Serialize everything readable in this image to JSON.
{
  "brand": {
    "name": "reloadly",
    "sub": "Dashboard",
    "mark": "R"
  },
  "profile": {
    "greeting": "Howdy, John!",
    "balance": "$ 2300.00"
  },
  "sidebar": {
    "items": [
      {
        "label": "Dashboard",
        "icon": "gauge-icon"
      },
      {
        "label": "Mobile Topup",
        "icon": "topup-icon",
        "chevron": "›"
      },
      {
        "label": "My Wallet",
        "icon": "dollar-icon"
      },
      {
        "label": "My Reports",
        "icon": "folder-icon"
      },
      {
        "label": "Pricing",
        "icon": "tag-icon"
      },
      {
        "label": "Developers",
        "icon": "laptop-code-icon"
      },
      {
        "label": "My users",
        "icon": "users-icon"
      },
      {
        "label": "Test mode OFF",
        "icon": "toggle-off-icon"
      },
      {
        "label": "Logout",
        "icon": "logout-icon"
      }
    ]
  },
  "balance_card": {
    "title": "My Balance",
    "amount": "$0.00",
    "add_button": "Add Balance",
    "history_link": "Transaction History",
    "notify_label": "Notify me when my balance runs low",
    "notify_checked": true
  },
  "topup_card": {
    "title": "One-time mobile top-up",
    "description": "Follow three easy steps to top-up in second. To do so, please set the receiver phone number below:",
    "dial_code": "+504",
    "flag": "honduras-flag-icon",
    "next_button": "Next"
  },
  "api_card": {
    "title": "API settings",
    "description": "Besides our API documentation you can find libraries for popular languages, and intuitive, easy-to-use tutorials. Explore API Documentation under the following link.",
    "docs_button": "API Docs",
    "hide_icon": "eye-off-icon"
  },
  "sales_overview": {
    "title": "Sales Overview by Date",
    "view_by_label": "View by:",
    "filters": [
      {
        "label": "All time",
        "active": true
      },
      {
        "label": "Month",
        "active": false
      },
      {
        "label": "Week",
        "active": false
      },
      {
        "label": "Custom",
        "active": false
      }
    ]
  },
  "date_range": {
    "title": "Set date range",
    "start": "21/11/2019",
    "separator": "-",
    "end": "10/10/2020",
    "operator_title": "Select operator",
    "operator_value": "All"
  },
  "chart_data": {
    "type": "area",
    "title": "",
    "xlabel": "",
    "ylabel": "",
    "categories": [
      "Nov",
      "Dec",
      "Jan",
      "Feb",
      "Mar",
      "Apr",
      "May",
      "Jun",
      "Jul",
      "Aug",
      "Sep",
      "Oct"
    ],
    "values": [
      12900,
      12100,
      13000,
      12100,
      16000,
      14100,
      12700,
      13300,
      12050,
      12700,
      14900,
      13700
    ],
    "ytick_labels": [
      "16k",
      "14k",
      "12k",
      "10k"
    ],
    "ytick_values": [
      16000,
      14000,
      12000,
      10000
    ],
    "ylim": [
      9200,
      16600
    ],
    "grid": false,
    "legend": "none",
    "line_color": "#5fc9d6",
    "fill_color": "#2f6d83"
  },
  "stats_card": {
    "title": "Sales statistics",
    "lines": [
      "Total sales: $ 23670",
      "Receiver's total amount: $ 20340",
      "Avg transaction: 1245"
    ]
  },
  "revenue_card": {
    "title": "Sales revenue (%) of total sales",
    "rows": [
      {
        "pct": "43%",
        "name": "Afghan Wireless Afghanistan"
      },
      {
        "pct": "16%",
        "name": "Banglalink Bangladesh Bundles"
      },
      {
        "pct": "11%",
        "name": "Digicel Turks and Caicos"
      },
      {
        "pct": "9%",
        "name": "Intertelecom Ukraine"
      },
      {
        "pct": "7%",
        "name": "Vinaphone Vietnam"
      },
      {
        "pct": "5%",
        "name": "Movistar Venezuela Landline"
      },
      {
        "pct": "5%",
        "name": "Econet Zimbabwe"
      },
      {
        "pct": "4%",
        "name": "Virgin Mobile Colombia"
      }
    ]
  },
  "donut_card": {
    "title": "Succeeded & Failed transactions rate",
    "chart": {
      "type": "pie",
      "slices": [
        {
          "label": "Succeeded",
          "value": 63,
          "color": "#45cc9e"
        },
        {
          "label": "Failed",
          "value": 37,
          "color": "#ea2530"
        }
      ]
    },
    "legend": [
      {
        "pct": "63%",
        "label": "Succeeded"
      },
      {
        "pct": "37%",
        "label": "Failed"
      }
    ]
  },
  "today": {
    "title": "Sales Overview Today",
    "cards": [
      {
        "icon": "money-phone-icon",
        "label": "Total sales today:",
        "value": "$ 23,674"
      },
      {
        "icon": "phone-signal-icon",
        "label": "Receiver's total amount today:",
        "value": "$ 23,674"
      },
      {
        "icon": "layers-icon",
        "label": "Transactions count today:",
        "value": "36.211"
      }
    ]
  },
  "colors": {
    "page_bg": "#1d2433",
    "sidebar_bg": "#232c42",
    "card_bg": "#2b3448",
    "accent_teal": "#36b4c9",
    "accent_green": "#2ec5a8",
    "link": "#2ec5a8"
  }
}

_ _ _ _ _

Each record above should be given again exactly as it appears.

Solution to this exercise:
Serialize everything readable in this image to JSON.
{
  "brand": {
    "name": "reloadly",
    "sub": "Dashboard",
    "mark": "R"
  },
  "profile": {
    "greeting": "Howdy, John!",
    "balance": "$ 2300.00"
  },
  "sidebar": {
    "items": [
      {
        "label": "Dashboard",
        "icon": "gauge-icon"
      },
      {
        "label": "Mobile Topup",
        "icon": "topup-icon",
        "chevron": "›"
      },
      {
        "label": "My Wallet",
        "icon": "dollar-icon"
      },
      {
        "label": "My Reports",
        "icon": "folder-icon"
      },
      {
        "label": "Pricing",
        "icon": "tag-icon"
      },
      {
        "label": "Developers",
        "icon": "laptop-code-icon"
      },
      {
        "label": "My users",
        "icon": "users-icon"
      },
      {
        "label": "Test mode OFF",
        "icon": "toggle-off-icon"
      },
      {
        "label": "Logout",
        "icon": "logout-icon"
      }
    ]
  },
  "balance_card": {
    "title": "My Balance",
    "amount": "$0.00",
    "add_button": "Add Balance",
    "history_link": "Transaction History",
    "notify_label": "Notify me when my balance runs low",
    "notify_checked": true
  },
  "topup_card": {
    "title": "One-time mobile top-up",
    "description": "Follow three easy steps to top-up in second. To do so, please set the receiver phone number below:",
    "dial_code": "+504",
    "flag": "honduras-flag-icon",
    "next_button": "Next"
  },
  "api_card": {
    "title": "API settings",
    "description": "Besides our API documentation you can find libraries for popular languages, and intuitive, easy-to-use tutorials. Explore API Documentation under the following link.",
    "docs_button": "API Docs",
    "hide_icon": "eye-off-icon"
  },
  "sales_overview": {
    "title": "Sales Overview by Date",
    "view_by_label": "View by:",
    "filters": [
      {
        "label": "All time",
        "active": true
      },
      {
        "label": "Month",
        "active": false
      },
      {
        "label": "Week",
        "active": false
      },
      {
        "label": "Custom",
        "active": false
      }
    ]
  },
  "date_range": {
    "title": "Set date range",
    "start": "21/11/2019",
    "separator": "-",
    "end": "10/10/2020",
    "operator_title": "Select operator",
    "operator_value": "All"
  },
  "chart_data": {
    "type": "area",
    "title": "",
    "xlabel": "",
    "ylabel": "",
    "categories": [
      "Nov",
      "Dec",
      "Jan",
      "Feb",
      "Mar",
      "Apr",
      "May",
      "Jun",
      "Jul",
      "Aug",
      "Sep",
      "Oct"
    ],
    "values": [
      12900,
      12100,
      13000,
      12100,
      16000,
      14100,
      12700,
      13300,
      12050,
      12700,
      14900,
      13700
    ],
    "ytick_labels": [
      "16k",
      "14k",
      "12k",
      "10k"
    ],
    "ytick_values": [
      16000,
      14000,
      12000,
      10000
    ],
    "ylim": [
      9200,
      16600
    ],
    "grid": false,
    "legend": "none",
    "line_color": "#5fc9d6",
    "fill_color": "#2f6d83"
  },
  "stats_card": {
    "title": "Sales statistics",
    "lines": [
      "Total sales: $ 23670",
      "Receiver's total amount: $ 20340",
      "Avg transaction: 1245"
    ]
  },
  "revenue_card": {
    "title": "Sales revenue (%) of total sales",
    "rows": [
      {
        "pct": "43%",
        "name": "Afghan Wireless Afghanistan"
      },
      {
        "pct": "16%",
        "name": "Banglalink Bangladesh Bundles"
      },
      {
        "pct": "11%",
        "name": "Digicel Turks and Caicos"
      },
      {
        "pct": "9%",
        "name": "Intertelecom Ukraine"
      },
      {
        "pct": "7%",
        "name": "Vinaphone Vietnam"
      },
      {
        "pct": "5%",
        "name": "Movistar Venezuela Landline"
      },
      {
        "pct": "5%",
        "name": "Econet Zimbabwe"
      },
      {
        "pct": "4%",
        "name": "Virgin Mobile Colombia"
      }
    ]
  },
  "donut_card": {
    "title": "Succeeded & Failed transactions rate",
    "chart": {
      "type": "pie",
      "slices": [
        {
          "label": "Succeeded",
          "value": 63,
          "color": "#45cc9e"
        },
        {
          "label": "Failed",
          "value": 37,
          "color": "#ea2530"
        }
      ]
    },
    "legend": [
      {
        "pct": "63%",
        "label": "Succeeded"
      },
      {
        "pct": "37%",
        "label": "Failed"
      }
    ]
  },
  "today": {
    "title": "Sales Overview Today",
    "cards": [
      {
        "icon": "money-phone-icon",
        "label": "Total sales today:",
        "value": "$ 23,674"
      },
      {
        "icon": "phone-signal-icon",
        "label": "Receiver's total amount today:",
        "value": "$ 23,674"
      },
      {
        "icon": "layers-icon",
        "label": "Transactions count today:",
        "value": "36.211"
      }
    ]
  },
  "colors": {
    "page_bg": "#1d2433",
    "sidebar_bg": "#232c42",
    "card_bg": "#2b3448",
    "accent_teal": "#36b4c9",
    "accent_green": "#2ec5a8",
    "link": "#2ec5a8"
  }
}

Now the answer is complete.